Can Sen. Lisa Murkowski, who was denied renomination by Alaska Republicans, win as a write-in candidate in November? Obviously, it’s a long shot, as is any write-in campaign, but is it impossible?
[IMGCAP(1)]I start off skeptical, but I’m not sure.
For anyone who doesn’t know about Alaska politics, let’s just say that at one time it was mind-bogglingly weird. Partisan attachment in the state was remarkably weak, with voters even electing the Alaska Independence Party nominee, former Republican Gov. Walter Hickel, as governor in 1990.
On some levels, Alaska is your archetypically Republican state. It hasn’t voted for a Democrat for president since 1964, hasn’t sent a Democrat to the House since 1972 and, until Mark Begich was elected narrowly in 2008, hadn’t sent a Democrat to the Senate since 1974.
Gov. Sean Parnell (R), who was elected lieutenant governor but ascended to the state’s top job when Sarah Palin (R)resigned, is a clear favorite to win in November.
But in other ways, Alaska can still surprise you.
Republicans lost five straight gubernatorial elections from 1982 through 1998, in part because of divisions within the GOP. And while Republicans hold a narrow advantage in the state House, the state Senate is run by a coalition of 10 Democrats and six Republicans.
Joe Miller, the tea party-backed conservative who won the GOP Senate nomination, drew 51 percent of the vote to Murkowski’s 49 percent, a 2,006-vote majority in the closed primary.
But Murkowski didn’t run the aggressive kind of campaign that Sen. John McCain (R-Ariz.) did, for example, so it’s hard to know how many Murkowski supporters didn’t bother to turn out because they figured that she would coast to victory.
There are obviously logistical challenges to running as a write-in, but spelling the Senator’s name isn’t one of them. Election officials have already indicated they will count votes for her if voters’ intentions are clear.
GOP strategists agree that Murkowski has an opening, but they aren’t sure how much.

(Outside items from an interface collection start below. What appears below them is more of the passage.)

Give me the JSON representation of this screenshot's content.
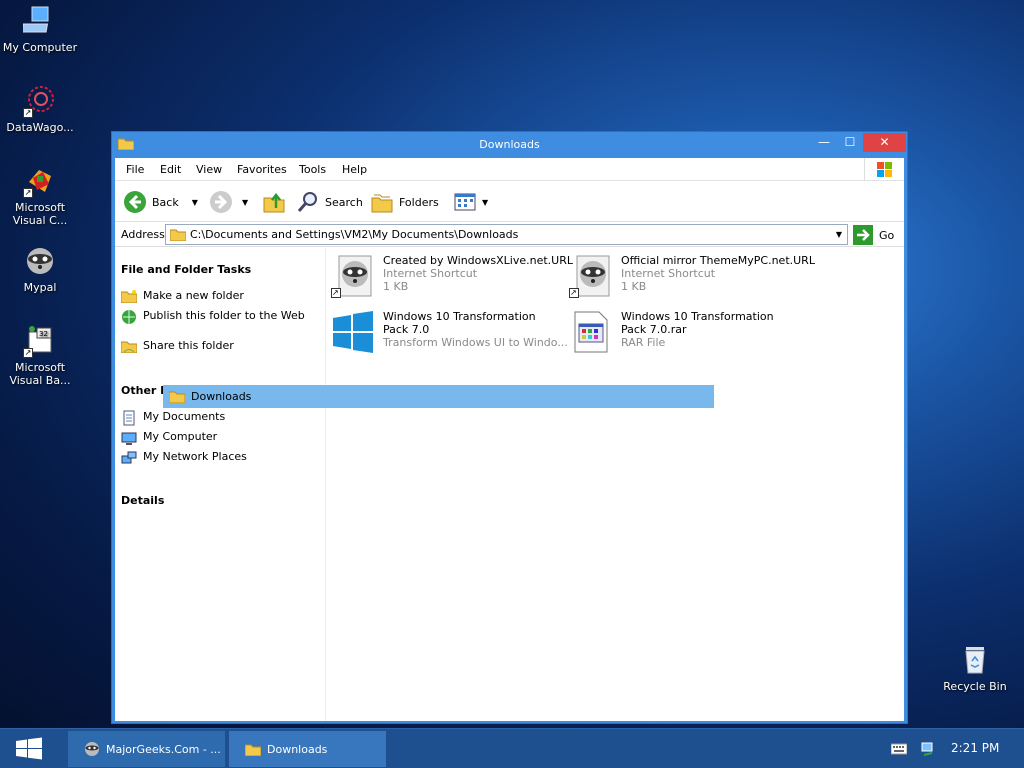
{
  "desktop": {
    "icons": [
      {
        "label": "My Computer",
        "icon": "computer-icon"
      },
      {
        "label": "DataWago...",
        "icon": "spiral-icon"
      },
      {
        "label": "Microsoft Visual C...",
        "icon": "visual-studio-icon"
      },
      {
        "label": "Mypal",
        "icon": "raccoon-icon"
      },
      {
        "label": "Microsoft Visual Ba...",
        "icon": "visual-basic-icon"
      },
      {
        "label": "Recycle Bin",
        "icon": "recycle-bin-icon"
      }
    ]
  },
  "window": {
    "title": "Downloads",
    "menu": [
      "File",
      "Edit",
      "View",
      "Favorites",
      "Tools",
      "Help"
    ],
    "toolbar": {
      "back": "Back",
      "search": "Search",
      "folders": "Folders"
    },
    "address": {
      "label": "Address",
      "value": "C:\\Documents and Settings\\VM2\\My Documents\\Downloads",
      "go": "Go"
    },
    "left_pane": {
      "tasks_title": "File and Folder Tasks",
      "tasks": [
        "Make a new folder",
        "Publish this folder to the Web",
        "Share this folder"
      ],
      "other_title": "Other Places",
      "places": [
        "My Documents",
        "My Computer",
        "My Network Places"
      ],
      "details_title": "Details"
    },
    "files": [
      {
        "name": "Created by WindowsXLive.net.URL",
        "type": "Internet Shortcut",
        "size": "1 KB",
        "icon": "raccoon-icon"
      },
      {
        "name": "Official mirror ThemeMyPC.net.URL",
        "type": "Internet Shortcut",
        "size": "1 KB",
        "icon": "raccoon-icon"
      },
      {
        "name": "Windows 10 Transformation Pack 7.0",
        "type": "Transform Windows UI to Windo...",
        "size": "",
        "icon": "windows-logo-icon"
      },
      {
        "name": "Windows 10 Transformation Pack 7.0.rar",
        "type": "RAR File",
        "size": "",
        "icon": "rar-file-icon"
      }
    ],
    "dropdown_selected": "Downloads"
  },
  "taskbar": {
    "tasks": [
      "MajorGeeks.Com - ...",
      "Downloads"
    ],
    "clock": "2:21 PM"
  },
  "colors": {
    "window_frame": "#3f8de0",
    "close_button": "#e04343",
    "selection": "#79b8ec",
    "taskbar": "#1e4f8f"
  }
}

Some think she is tilting at windmills. One operative who knows the state’s politics well thinks that “while she’ll do better than the usual write-in, she really won’t be competitive in any way.”
“Polling will probably overstate her strength,” the same observer said. “It’s easier to tell a pollster that you are going to write her in than it is actually to write her in.”
Alaska Republicans have always been split between moderates and social conservatives, and many Alaska voters see their representatives’ role at least in part as “bringing back the bacon,” a job that the late Sen. Ted Stevens (R) and Rep. Don Young (R) have taken seriously and for which they were rewarded re-election after re-election.
Private polling that tested Murkowski as a Libertarian nominee against Miller and Democrat Scott McAdams showed the Senator in a tight contest against the Republican nominee. But Murkowski isn’t the Libertarian nominee; she’s a write-in, and that’s a world of difference.
For national Republicans, dealing with Murkowski as a write-in is both easy and hard.
Clearly, the Senate GOP leadership and the National Republican Senatorial Committee must formally support Miller, giving him both the maximum direct contribution ($42,000) and the maximum in coordinated funds ($180,000). Any waffling of support would drive Tea Party activists crazy, creating a national controversy that the NRSC and the Republican Party don’t need.
But unless McAdams appears to be a threat — and you can bet that national Democratic strategists are assessing whether their nominee has a chance in a three-way race — it’s impossible to imagine the NRSC spending money on an independent expenditure effort to help Miller stave off Murkowski, who would surely conference with Republicans if she were elected as a write-in.
A Republican IE against Murkowski would make no sense, especially when those dollars could be used elsewhere to help Republicans defeat Democrats.
Democrats aren’t ready to jump into an Alaska Senate race that still looks uphill, even with two Republicans in the race and with Murkowski and Miller likely to attack each other viciously without any regard for the Democratic nominee.
But that doesn’t mean they aren’t examining their options. As one Democrat joked, “It’s a cheap date.”
What’s the easiest scenario to imagine? With McAdams widely regarded as a nonentity, Murkowski could become the de facto Democratic candidate in the contest. Even if that happens, it’s easiest to see Miller winning the Senate seat in November.
But until we see a number of reliable polls and how Murkowski proceeds with her campaign, which is likely to be well-funded, there is no reason to rush to judgment.
Unfortunately, polling in the state doesn’t have a great history. All six of the polls conducted after September in the 2008 Alaska Congressional race (five public surveys and a private one that was never released) showed Democrat Ethan Berkowitz beating Young by margins of 5 points to 9 points. In fact, Young won the race by about 5 points.
Stuart Rothenberg is editor of the Rothenberg Political Report.